[Data items]
==========

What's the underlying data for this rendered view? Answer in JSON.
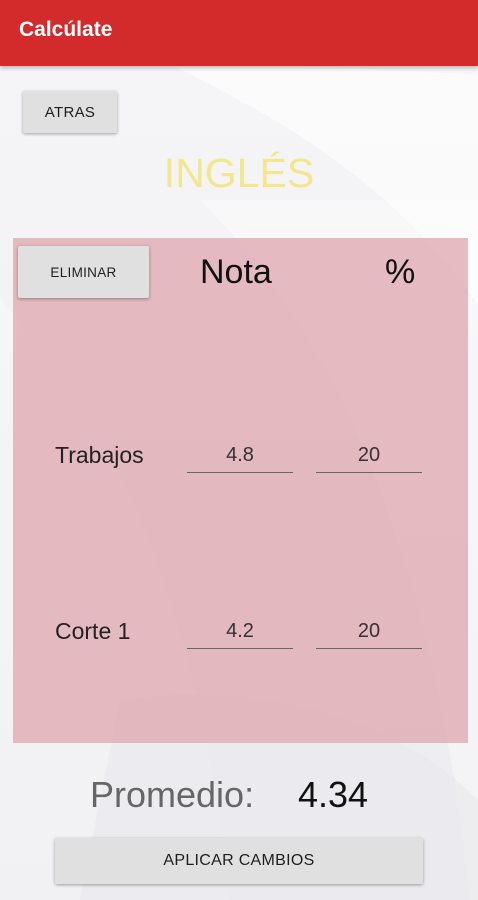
{
  "app": {
    "title": "Calcúlate"
  },
  "toolbar": {
    "back_label": "ATRAS"
  },
  "subject": {
    "title": "INGLÉS"
  },
  "grades_table": {
    "delete_label": "ELIMINAR",
    "columns": {
      "grade": "Nota",
      "percent": "%"
    },
    "rows": [
      {
        "name": "Trabajos",
        "grade": "4.8",
        "percent": "20"
      },
      {
        "name": "Corte 1",
        "grade": "4.2",
        "percent": "20"
      }
    ]
  },
  "summary": {
    "average_label": "Promedio:",
    "average_value": "4.34"
  },
  "actions": {
    "apply_label": "APLICAR CAMBIOS"
  },
  "colors": {
    "appbar": "#d32b2b",
    "panel": "#dea2ab",
    "subject_title": "#f3e68f"
  }
}
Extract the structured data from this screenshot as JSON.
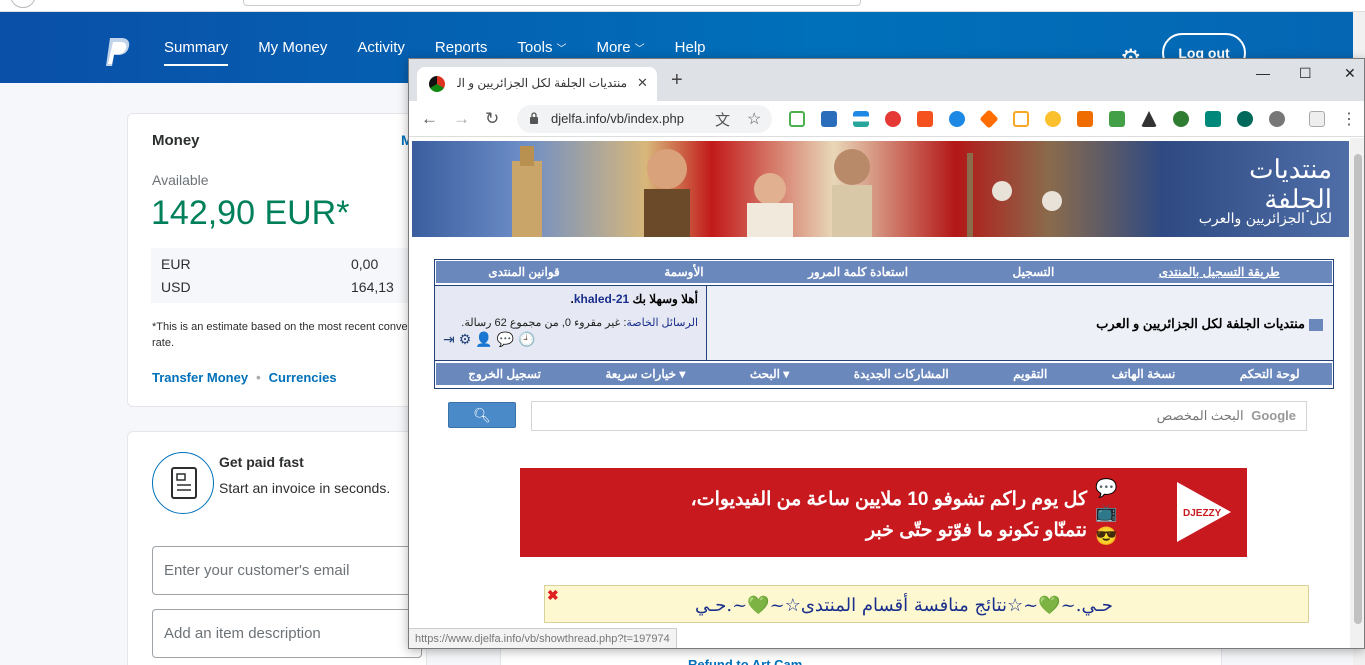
{
  "paypal": {
    "nav": [
      {
        "label": "Summary"
      },
      {
        "label": "My Money"
      },
      {
        "label": "Activity"
      },
      {
        "label": "Reports"
      },
      {
        "label": "Tools"
      },
      {
        "label": "More"
      },
      {
        "label": "Help"
      }
    ],
    "logout_label": "Log out",
    "money": {
      "title": "Money",
      "more_link": "M",
      "available_label": "Available",
      "balance": "142,90 EUR*",
      "currencies": [
        {
          "code": "EUR",
          "amount": "0,00"
        },
        {
          "code": "USD",
          "amount": "164,13"
        }
      ],
      "estimate_line1": "*This is an estimate based on the most recent conve",
      "estimate_line2": "rate.",
      "link_transfer": "Transfer Money",
      "link_currencies": "Currencies"
    },
    "invoice": {
      "title": "Get paid fast",
      "subtitle": "Start an invoice in seconds.",
      "email_placeholder": "Enter your customer's email",
      "item_placeholder": "Add an item description"
    },
    "bottom_link": "Refund to Art Cam"
  },
  "browser": {
    "tab_title": "منتديات الجلفة لكل الجزائريين و العرب",
    "url": "djelfa.info/vb/index.php",
    "status_url": "https://www.djelfa.info/vb/showthread.php?t=197974"
  },
  "forum": {
    "banner_title": "منتديات الجلفة",
    "banner_subtitle": "لكل الجزائريين والعرب",
    "top_nav": [
      {
        "label": "طريقة التسجيل بالمنتدى",
        "underline": true
      },
      {
        "label": "التسجيل"
      },
      {
        "label": "استعادة كلمة المرور"
      },
      {
        "label": "الأوسمة"
      },
      {
        "label": "قوانين المنتدى"
      }
    ],
    "forum_name": "منتديات الجلفة لكل الجزائريين و العرب",
    "welcome_prefix": "أهلا وسهلا بك",
    "username": "khaled-21",
    "pm_label": "الرسائل الخاصة",
    "pm_text": ": غير مقروء 0, من مجموع 62 رسالة.",
    "bottom_nav": [
      {
        "label": "لوحة التحكم"
      },
      {
        "label": "نسخة الهاتف"
      },
      {
        "label": "التقويم"
      },
      {
        "label": "المشاركات الجديدة"
      },
      {
        "label": "البحث ▾"
      },
      {
        "label": "خيارات سريعة ▾"
      },
      {
        "label": "تسجيل الخروج"
      }
    ],
    "search_brand": "Google",
    "search_placeholder": "البحث المخصص",
    "ad_line1": "كل يوم راكم تشوفو 10 ملايين ساعة من الفيديوات،",
    "ad_line2": "نتمنّاو تكونو ما فوّتو حتّى خبر",
    "ad_brand": "DJEZZY",
    "notice_text": "حـي.~💚~☆نتائج منافسة أقسام المنتدى☆~💚~.حـي"
  },
  "colors": {
    "paypal_blue": "#0070ba",
    "balance_green": "#00805a",
    "forum_nav": "#6b88bd",
    "ad_red": "#c8191f"
  }
}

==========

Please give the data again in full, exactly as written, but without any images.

Response to the task:
What's the underlying data for this rendered view? Answer in JSON.
{
  "app": {
    "title": "Calcúlate"
  },
  "toolbar": {
    "back_label": "ATRAS"
  },
  "subject": {
    "title": "INGLÉS"
  },
  "grades_table": {
    "delete_label": "ELIMINAR",
    "columns": {
      "grade": "Nota",
      "percent": "%"
    },
    "rows": [
      {
        "name": "Trabajos",
        "grade": "4.8",
        "percent": "20"
      },
      {
        "name": "Corte 1",
        "grade": "4.2",
        "percent": "20"
      }
    ]
  },
  "summary": {
    "average_label": "Promedio:",
    "average_value": "4.34"
  },
  "actions": {
    "apply_label": "APLICAR CAMBIOS"
  },
  "colors": {
    "appbar": "#d32b2b",
    "panel": "#dea2ab",
    "subject_title": "#f3e68f"
  }
}
Extract the structured data from this screenshot as JSON.
{
  "paypal": {
    "nav": [
      {
        "label": "Summary"
      },
      {
        "label": "My Money"
      },
      {
        "label": "Activity"
      },
      {
        "label": "Reports"
      },
      {
        "label": "Tools"
      },
      {
        "label": "More"
      },
      {
        "label": "Help"
      }
    ],
    "logout_label": "Log out",
    "money": {
      "title": "Money",
      "more_link": "M",
      "available_label": "Available",
      "balance": "142,90 EUR*",
      "currencies": [
        {
          "code": "EUR",
          "amount": "0,00"
        },
        {
          "code": "USD",
          "amount": "164,13"
        }
      ],
      "estimate_line1": "*This is an estimate based on the most recent conve",
      "estimate_line2": "rate.",
      "link_transfer": "Transfer Money",
      "link_currencies": "Currencies"
    },
    "invoice": {
      "title": "Get paid fast",
      "subtitle": "Start an invoice in seconds.",
      "email_placeholder": "Enter your customer's email",
      "item_placeholder": "Add an item description"
    },
    "bottom_link": "Refund to Art Cam"
  },
  "browser": {
    "tab_title": "منتديات الجلفة لكل الجزائريين و العرب",
    "url": "djelfa.info/vb/index.php",
    "status_url": "https://www.djelfa.info/vb/showthread.php?t=197974"
  },
  "forum": {
    "banner_title": "منتديات الجلفة",
    "banner_subtitle": "لكل الجزائريين والعرب",
    "top_nav": [
      {
        "label": "طريقة التسجيل بالمنتدى",
        "underline": true
      },
      {
        "label": "التسجيل"
      },
      {
        "label": "استعادة كلمة المرور"
      },
      {
        "label": "الأوسمة"
      },
      {
        "label": "قوانين المنتدى"
      }
    ],
    "forum_name": "منتديات الجلفة لكل الجزائريين و العرب",
    "welcome_prefix": "أهلا وسهلا بك",
    "username": "khaled-21",
    "pm_label": "الرسائل الخاصة",
    "pm_text": ": غير مقروء 0, من مجموع 62 رسالة.",
    "bottom_nav": [
      {
        "label": "لوحة التحكم"
      },
      {
        "label": "نسخة الهاتف"
      },
      {
        "label": "التقويم"
      },
      {
        "label": "المشاركات الجديدة"
      },
      {
        "label": "البحث ▾"
      },
      {
        "label": "خيارات سريعة ▾"
      },
      {
        "label": "تسجيل الخروج"
      }
    ],
    "search_brand": "Google",
    "search_placeholder": "البحث المخصص",
    "ad_line1": "كل يوم راكم تشوفو 10 ملايين ساعة من الفيديوات،",
    "ad_line2": "نتمنّاو تكونو ما فوّتو حتّى خبر",
    "ad_brand": "DJEZZY",
    "notice_text": "حـي.~💚~☆نتائج منافسة أقسام المنتدى☆~💚~.حـي"
  },
  "colors": {
    "paypal_blue": "#0070ba",
    "balance_green": "#00805a",
    "forum_nav": "#6b88bd",
    "ad_red": "#c8191f"
  }
}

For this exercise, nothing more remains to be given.